What is your guilty pleasure?

Rohan: My guilty pleasure is eating the apple tartine dessert at Aquitaine, my favorite French restaurant in Boston. It is by far the best dessert in the city. It’s an apple tart drenched with just the right amount of caramel (NO SEA SALT!) and brandy, and covered with just the right amount of whipped cream; a binge of sensuality. I hold myself back from consuming five of these guilty pleasures at one sitting, but just barely!

If you could have instant expertise on any instrument, what would it be?

Peter: If I could have instant talent on another instrument, it would be drums.
Rohan: The instruments I would learn had I unlimited time would by the Uilleann pipes which are Irish elbow bagpipes whose sound I adore, followed by the old time claw hammer banjo, which is such an evocative folk sound for me. Then probably the Turkish oud, where the combination of the microtonal scales and the sonority blend perfectly.

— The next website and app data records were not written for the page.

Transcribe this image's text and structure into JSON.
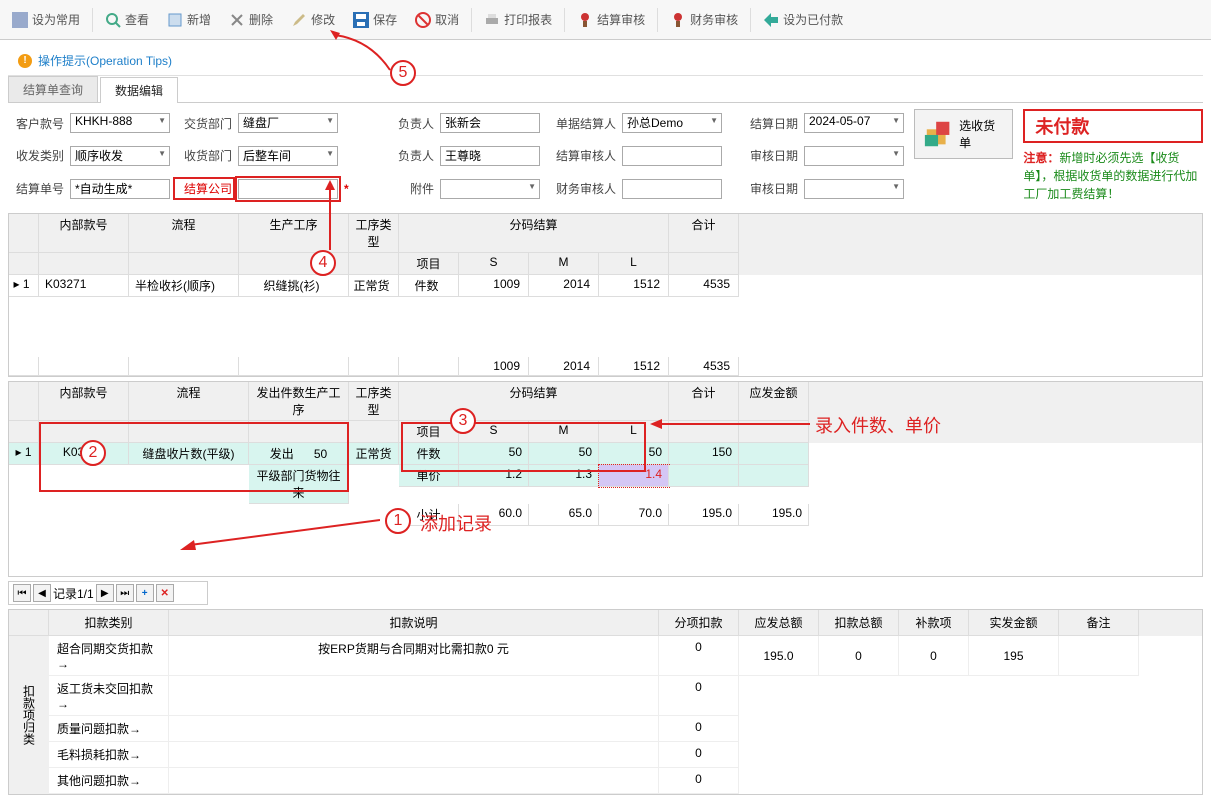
{
  "toolbar": {
    "set_common": "设为常用",
    "view": "查看",
    "add": "新增",
    "delete": "删除",
    "edit": "修改",
    "save": "保存",
    "cancel": "取消",
    "print": "打印报表",
    "settle_audit": "结算审核",
    "finance_audit": "财务审核",
    "set_paid": "设为已付款"
  },
  "tips": {
    "label": "操作提示(Operation Tips)"
  },
  "tabs": {
    "query": "结算单查询",
    "edit": "数据编辑"
  },
  "form": {
    "customer_style_lbl": "客户款号",
    "customer_style": "KHKH-888",
    "deliver_dept_lbl": "交货部门",
    "deliver_dept": "缝盘厂",
    "owner_lbl": "负责人",
    "owner": "张新会",
    "bill_settler_lbl": "单据结算人",
    "bill_settler": "孙总Demo",
    "settle_date_lbl": "结算日期",
    "settle_date": "2024-05-07",
    "rx_type_lbl": "收发类别",
    "rx_type": "顺序收发",
    "recv_dept_lbl": "收货部门",
    "recv_dept": "后整车间",
    "owner2_lbl": "负责人",
    "owner2": "王尊晓",
    "settle_auditor_lbl": "结算审核人",
    "settle_auditor": "",
    "audit_date_lbl": "审核日期",
    "audit_date": "",
    "settle_no_lbl": "结算单号",
    "settle_no": "*自动生成*",
    "settle_co_lbl": "结算公司",
    "settle_co": "",
    "attach_lbl": "附件",
    "attach": "",
    "fin_auditor_lbl": "财务审核人",
    "fin_auditor": "",
    "audit_date2_lbl": "审核日期",
    "audit_date2": ""
  },
  "side": {
    "select_receipt": "选收货单",
    "status": "未付款",
    "warn_prefix": "注意：",
    "warn_text": "新增时必须先选【收货单】，根据收货单的数据进行代加工厂加工费结算！"
  },
  "grid1": {
    "cols": {
      "style": "内部款号",
      "flow": "流程",
      "proc": "生产工序",
      "proc_type": "工序类型",
      "size_group": "分码结算",
      "item": "项目",
      "s": "S",
      "m": "M",
      "l": "L",
      "total": "合计"
    },
    "row": {
      "idx": "1",
      "style": "K03271",
      "flow": "半检收衫(顺序)",
      "proc": "织缝挑(衫)",
      "proc_type": "正常货",
      "item": "件数",
      "s": "1009",
      "m": "2014",
      "l": "1512",
      "total": "4535"
    },
    "totals": {
      "s": "1009",
      "m": "2014",
      "l": "1512",
      "total": "4535"
    }
  },
  "grid2": {
    "cols": {
      "style": "内部款号",
      "flow": "流程",
      "sent_proc": "发出件数生产工序",
      "proc_type": "工序类型",
      "size_group": "分码结算",
      "item": "项目",
      "s": "S",
      "m": "M",
      "l": "L",
      "total": "合计",
      "amount": "应发金额"
    },
    "r1": {
      "idx": "1",
      "style": "K03271",
      "flow": "缝盘收片数(平级)",
      "sent": "发出",
      "sent_qty": "50",
      "proc": "平级部门货物往来",
      "proc_type": "正常货"
    },
    "items": {
      "pcs": {
        "label": "件数",
        "s": "50",
        "m": "50",
        "l": "50",
        "total": "150",
        "amount": ""
      },
      "price": {
        "label": "单价",
        "s": "1.2",
        "m": "1.3",
        "l": "1.4",
        "total": "",
        "amount": ""
      },
      "subtotal": {
        "label": "小计",
        "s": "60.0",
        "m": "65.0",
        "l": "70.0",
        "total": "195.0",
        "amount": "195.0"
      }
    }
  },
  "annot": {
    "add_record": "添加记录",
    "enter_price": "录入件数、单价"
  },
  "recnav": {
    "text": "记录1/1"
  },
  "ded": {
    "vlabel": "扣款项归类",
    "cols": {
      "cat": "扣款类别",
      "desc": "扣款说明",
      "sub": "分项扣款",
      "total_due": "应发总额",
      "ded_total": "扣款总额",
      "supp": "补款项",
      "actual": "实发金额",
      "remark": "备注"
    },
    "rows": [
      {
        "cat": "超合同期交货扣款→",
        "desc": "按ERP货期与合同期对比需扣款0 元",
        "sub": "0"
      },
      {
        "cat": "返工货未交回扣款→",
        "desc": "",
        "sub": "0"
      },
      {
        "cat": "质量问题扣款→",
        "desc": "",
        "sub": "0"
      },
      {
        "cat": "毛料损耗扣款→",
        "desc": "",
        "sub": "0"
      },
      {
        "cat": "其他问题扣款→",
        "desc": "",
        "sub": "0"
      }
    ],
    "summary": {
      "total_due": "195.0",
      "ded_total": "0",
      "supp": "0",
      "actual": "195"
    }
  }
}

So little time!!!

What was your favorite musical moment on the album?

Rohan: Favorite moments are inherently unfair, but if I must, my two favorite moments on the album may be the climactic parts of Hymnody, and the Bartok Third Quartet quotations in This Fragmented Old Man.

Is there a specific feeling that you would like communicated to audiences in this work?

Peter: I would love audiences to feel that anything is possible in terms of depth and expression, with whomever the composer and whatever the work.
QUADRANTS VOL. 2 is now available through Navona Records for streaming or purchase. Click here to explore this new album.